**TASK:** Lines from the listing that hold the string "down" are what you should return.

**INPUT FOR THIS TASK:**
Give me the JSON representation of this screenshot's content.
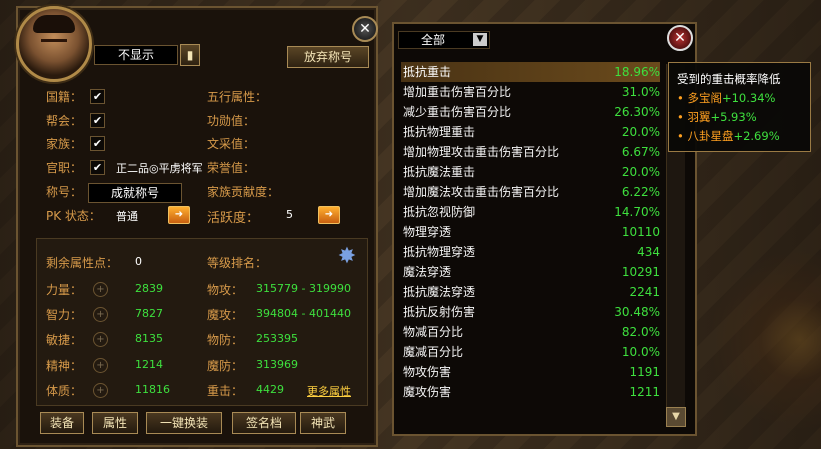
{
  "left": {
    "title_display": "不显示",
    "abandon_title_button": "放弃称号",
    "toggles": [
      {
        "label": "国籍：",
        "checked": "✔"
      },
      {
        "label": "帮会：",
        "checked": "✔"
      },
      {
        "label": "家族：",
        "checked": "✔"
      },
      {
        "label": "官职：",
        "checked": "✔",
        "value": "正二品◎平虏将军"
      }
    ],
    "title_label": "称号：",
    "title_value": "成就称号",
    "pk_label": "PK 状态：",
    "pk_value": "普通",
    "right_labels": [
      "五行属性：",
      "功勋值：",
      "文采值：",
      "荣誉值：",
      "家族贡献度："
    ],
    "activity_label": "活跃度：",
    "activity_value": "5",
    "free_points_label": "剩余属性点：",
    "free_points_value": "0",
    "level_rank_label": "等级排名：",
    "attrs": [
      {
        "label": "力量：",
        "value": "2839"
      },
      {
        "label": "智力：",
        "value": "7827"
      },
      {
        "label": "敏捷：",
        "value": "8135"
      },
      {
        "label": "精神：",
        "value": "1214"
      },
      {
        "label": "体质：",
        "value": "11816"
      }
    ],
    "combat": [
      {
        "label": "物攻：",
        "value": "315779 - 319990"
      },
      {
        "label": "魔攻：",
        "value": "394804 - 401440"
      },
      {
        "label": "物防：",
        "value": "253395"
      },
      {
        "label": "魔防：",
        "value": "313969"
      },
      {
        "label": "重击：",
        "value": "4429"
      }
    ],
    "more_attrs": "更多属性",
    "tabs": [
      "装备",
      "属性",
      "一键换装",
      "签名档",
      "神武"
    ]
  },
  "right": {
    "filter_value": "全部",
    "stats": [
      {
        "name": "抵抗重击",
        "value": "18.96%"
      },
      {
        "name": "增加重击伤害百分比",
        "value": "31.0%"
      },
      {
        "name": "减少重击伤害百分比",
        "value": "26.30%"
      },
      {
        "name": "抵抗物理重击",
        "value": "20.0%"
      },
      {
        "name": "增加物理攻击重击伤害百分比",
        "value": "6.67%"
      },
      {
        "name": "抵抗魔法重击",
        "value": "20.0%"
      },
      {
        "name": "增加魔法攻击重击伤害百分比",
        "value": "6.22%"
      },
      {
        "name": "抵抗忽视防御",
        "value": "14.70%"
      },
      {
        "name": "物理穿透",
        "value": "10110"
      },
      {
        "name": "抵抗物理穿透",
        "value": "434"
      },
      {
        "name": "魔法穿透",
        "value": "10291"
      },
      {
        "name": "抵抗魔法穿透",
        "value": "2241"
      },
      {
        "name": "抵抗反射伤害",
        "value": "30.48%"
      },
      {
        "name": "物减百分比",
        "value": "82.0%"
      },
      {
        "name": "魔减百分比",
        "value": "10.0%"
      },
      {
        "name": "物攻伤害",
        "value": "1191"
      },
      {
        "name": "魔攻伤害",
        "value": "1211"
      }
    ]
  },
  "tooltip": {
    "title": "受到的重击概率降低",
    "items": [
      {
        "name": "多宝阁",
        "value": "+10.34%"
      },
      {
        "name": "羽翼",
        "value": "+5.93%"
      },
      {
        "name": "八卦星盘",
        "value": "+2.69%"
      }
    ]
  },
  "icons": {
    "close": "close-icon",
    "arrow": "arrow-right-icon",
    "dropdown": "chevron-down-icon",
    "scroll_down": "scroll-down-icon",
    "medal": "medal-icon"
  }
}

**REPLY:**
    "dropdown": "chevron-down-icon",
    "scroll_down": "scroll-down-icon",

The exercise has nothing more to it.